We wanted to see how Alyona Popova and Mariya Perfileva were faring, especially as it had been raining for much of the morning hours and Alyona’s arm only recently has been taken out of a sling. It was broken in March when she was beaten by OMOH troops.

Happily, Alyona and Mariya had been sheltered from the rain by a large plastic canopy and later by kind umbrella holders and by that time the sun had arrived to bless the day.

Waving with her good hand, it’s nice to see the smile back.

In good spirits, Alyona flexed her muscles with the injured arm to show everyone that she was healing nicely and on schedule.

Alyona Popova showed her healed arm as Mariya Perfileva held the umbrella.

Earlier in the day OMOH troops had visited popular eateries where local journalists hang out and had been arresting any member of the media not wearing a special yellow jacket with the words пресс (press) on the front and back. Apparently they were serious.

OMOH troops arrested journalists who didn’t wear a bright yellow/orange jacket with the word пресс (press).

As nightfall arrived the police and OMOH troops seemed intent to clear the streets of any opposition in preparation for the 9 May Victory Day celebrations and parade.

Watch this video from Alyona’s phone: 2624515?player=html

Later in the evening some journalists were missing so everyone began texting and/or calling in locations in sort of a “buddy system.”

That worked well for some.

Sending out locations.

The mark of a good journalist is to find out which of your friends is in jail…again. Everybody text your location, well, that is if you still have control of your phone. (Photo from mobile phone of Kseniya Larina of Moscow Echo radio.)

Most were okay but several had been rounded up and placed in police vans. Oh the young, if they aren’t injured during the arrest they celebrate it as a victory, especially knowing that in most cases the longest they can be held is 24 hours but most are released at 3 hours.

Overnight arrests in Moscow.

The thin veneer is beginning to crack as today there appeared to be isolated instances in which some police troops refused to arrest citizens and when ordered to leave the scene, refused to leave the area. OMOH Interior Ministry troops however had no problems arresting citizens.

Moscow is a beautiful city at night, even late at night, say at 2am as you’re headed over to a police station to check on arrest records. Russia’s main church, the Cathedral of Christ the Saviour, is stunning at night!

Russian’s national Cathedral, Christ the Saviour.

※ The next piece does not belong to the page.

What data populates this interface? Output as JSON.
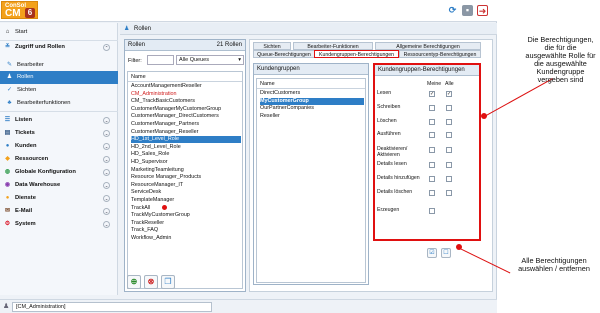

Almost 3am Moscow time and reporters from TV “Rain” (Телеканал ДОЖДЬ) have discovered opposition leader Alexei Navalny at a local jail substation. Navalny was just named as one of the TIME 100 by Time magazine. That is him in the red jacket on the right, trying to talk officers into letting others go home.

He is an attorney but that may not do much good tonight. Besides, he has been arrested many times, including Monday, and will need to appear in court for those charges so in the minds of the police his record is far from spotless.

Moscow police substation: Alexei Navalny at right.

Who else might be in the police station? Taking a peek around the corner you’ll find Russia’s so-called version of Paris Hilton (we don’t agree, by the way), Kseniya Sobchak waiting for her turn to be booked and then released for a court date.

Kseniya is a problem for Vladimir Putin–her Dad was his mentor and both Putin and Medvedev worked for her father in Leningrad (Saint Petersburg) and these families have remained friends.

Kseniya Sobchak, 3am Moscow jail on 9 May 2012.

So in the wee hours of the morning on 9 May, can we focus on the sacrifices of Russia’s generations from the past? That will be the subject of our next post because even though we might think that the older folk just want things to settle down (stability) and allow them their memories of victory, you may be surprised at what they seem to really think.

Soon we’ll be wishing our readers “С праздником Великой Победы!” (Happy Victory Day!).